ACCC deputy chair, Dr Michael Schaper, said the organisation received over 2500 ransomware and malware complaints last year.
"Over $970,000 was reported lost by small businesses and consumers. Several people reported losing over $10,000 to these scams, which can have a devastating effect on a small business," he said.
Cyber criminals demand payment in Bitcoin to decrypt files
"Many small businesses and consumers have reported that their computer has been frozen, with a pop-up alert that claims to be from the Australian Federal Police stating the computer has been locked because they have visited an illegal website or breached various laws.
An Example of the recent scam AFP email infringement notice that lead to victims having their files encrypted.
This form of attack comes from a malware ecosystem that spawned out of the very successful Cryptolocker campaign in 2014. The perpetrators of these attacks were eventually thwarted by authorities when their servers were shut down.
The latest spate of attacks comes from a number of different newer variants of crypto malware known as Cryptowall, Crypto CPB (sometimes referred to as CTB-Locker) and Torrentlocker.
All three of these versions of the ransomware are from the same family of malware as Cryptolocker.

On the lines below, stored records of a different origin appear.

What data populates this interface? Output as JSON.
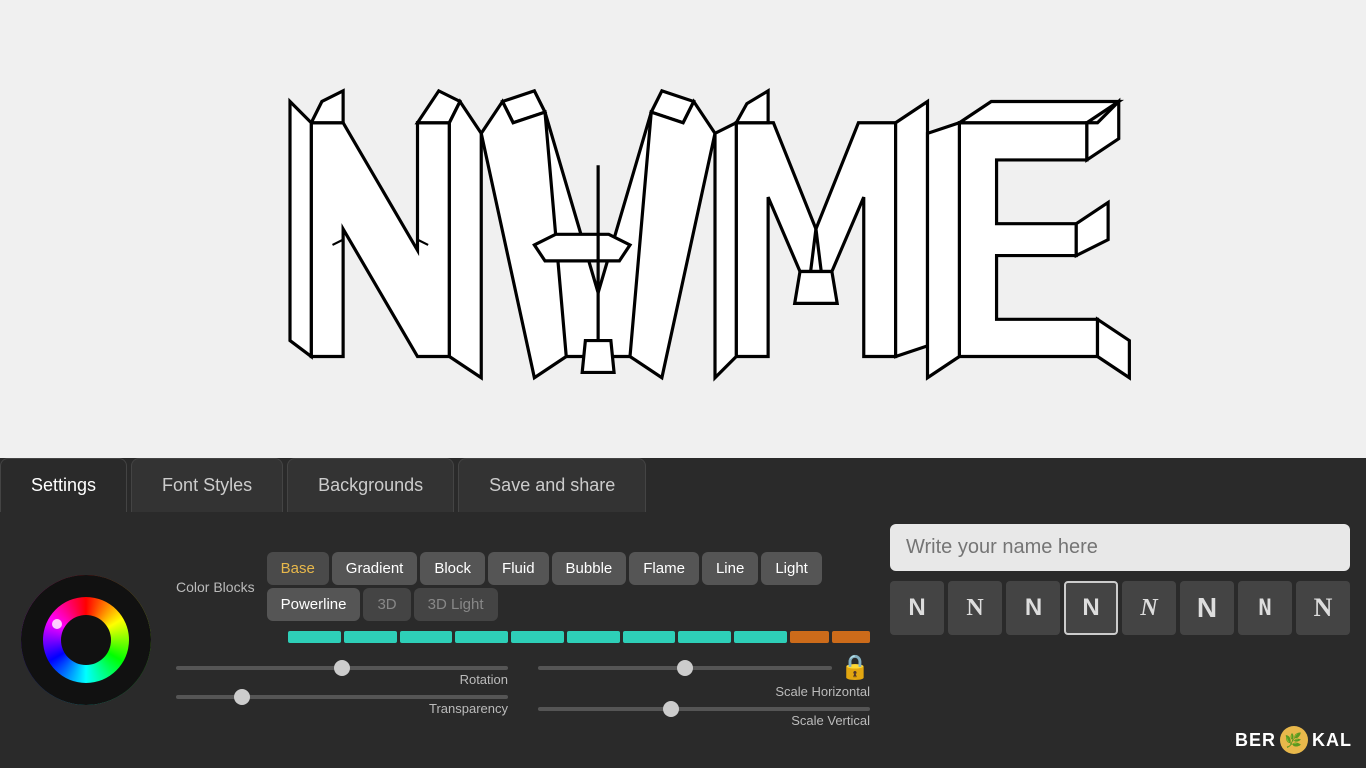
{
  "canvas": {
    "background": "#f0f0f0"
  },
  "tabs": [
    {
      "label": "Settings",
      "active": true
    },
    {
      "label": "Font Styles",
      "active": false
    },
    {
      "label": "Backgrounds",
      "active": false
    },
    {
      "label": "Save and share",
      "active": false
    }
  ],
  "controls": {
    "color_blocks_label": "Color Blocks",
    "style_buttons": [
      {
        "label": "Base",
        "active": true
      },
      {
        "label": "Gradient",
        "active": false
      },
      {
        "label": "Block",
        "active": false
      },
      {
        "label": "Fluid",
        "active": false
      },
      {
        "label": "Bubble",
        "active": false
      },
      {
        "label": "Flame",
        "active": false
      },
      {
        "label": "Line",
        "active": false
      },
      {
        "label": "Light",
        "active": false
      },
      {
        "label": "Powerline",
        "active": false
      },
      {
        "label": "3D",
        "active": false,
        "disabled": true
      },
      {
        "label": "3D Light",
        "active": false,
        "disabled": true
      }
    ],
    "sliders": {
      "rotation_label": "Rotation",
      "transparency_label": "Transparency",
      "scale_horizontal_label": "Scale Horizontal",
      "scale_vertical_label": "Scale Vertical",
      "rotation_value": 50,
      "transparency_value": 20,
      "scale_horizontal_value": 50,
      "scale_vertical_value": 40
    }
  },
  "input": {
    "placeholder": "Write your name here",
    "value": ""
  },
  "name_styles": [
    {
      "letter": "N",
      "style": "plain"
    },
    {
      "letter": "N",
      "style": "serif"
    },
    {
      "letter": "N",
      "style": "block"
    },
    {
      "letter": "N",
      "style": "outline"
    },
    {
      "letter": "N",
      "style": "bold"
    },
    {
      "letter": "N",
      "style": "italic"
    },
    {
      "letter": "N",
      "style": "narrow"
    },
    {
      "letter": "N",
      "style": "small"
    }
  ],
  "logo": {
    "text": "BERIKAL",
    "leaf_symbol": "🌿"
  }
}
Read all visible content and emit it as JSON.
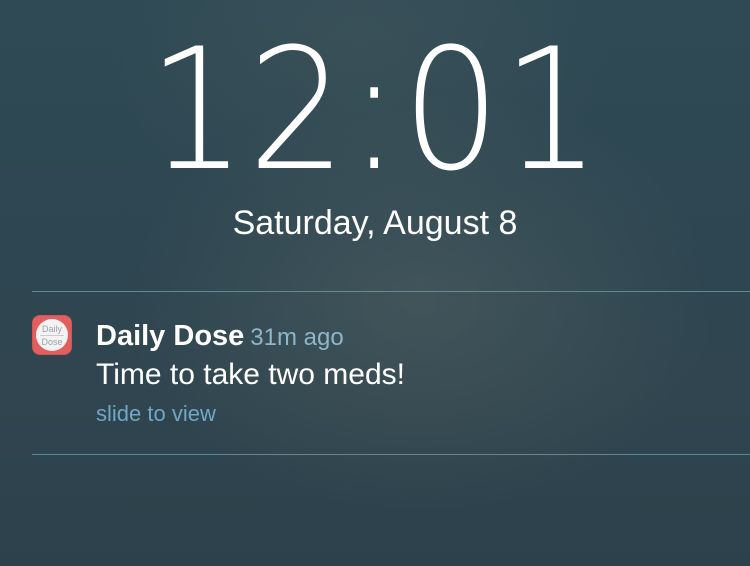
{
  "lockscreen": {
    "time": "12:01",
    "date": "Saturday, August 8"
  },
  "notification": {
    "app_name": "Daily Dose",
    "app_icon": "daily-dose-app-icon",
    "app_icon_text_line1": "Daily",
    "app_icon_text_line2": "Dose",
    "time_ago": "31m ago",
    "message": "Time to take two meds!",
    "action": "slide to view"
  },
  "colors": {
    "background": "#2f4a55",
    "icon_red": "#e35f5f",
    "accent_blue": "#6fa7c4"
  }
}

Trend Micro Australia senior threat researcher, Dr. Jon Oliver, has told ARN that Torrentlocker has specifically targeted Australian victims.
"Torrentlocker actors go to special effort to tailor attacks to Australian victims," he said.
Oliver explained that the recent spate of scam AFP infringement notice emails that were circulating used Torrentlocker to encrypt files on infected machines and demand ransom.
The ACCC's Dr Schaper added "Scams like this often succeed because they look like messages from a government agency or reliable large corporation. It's important that small businesses are aware that government agencies will not send these demands and they're dealing with a scammer."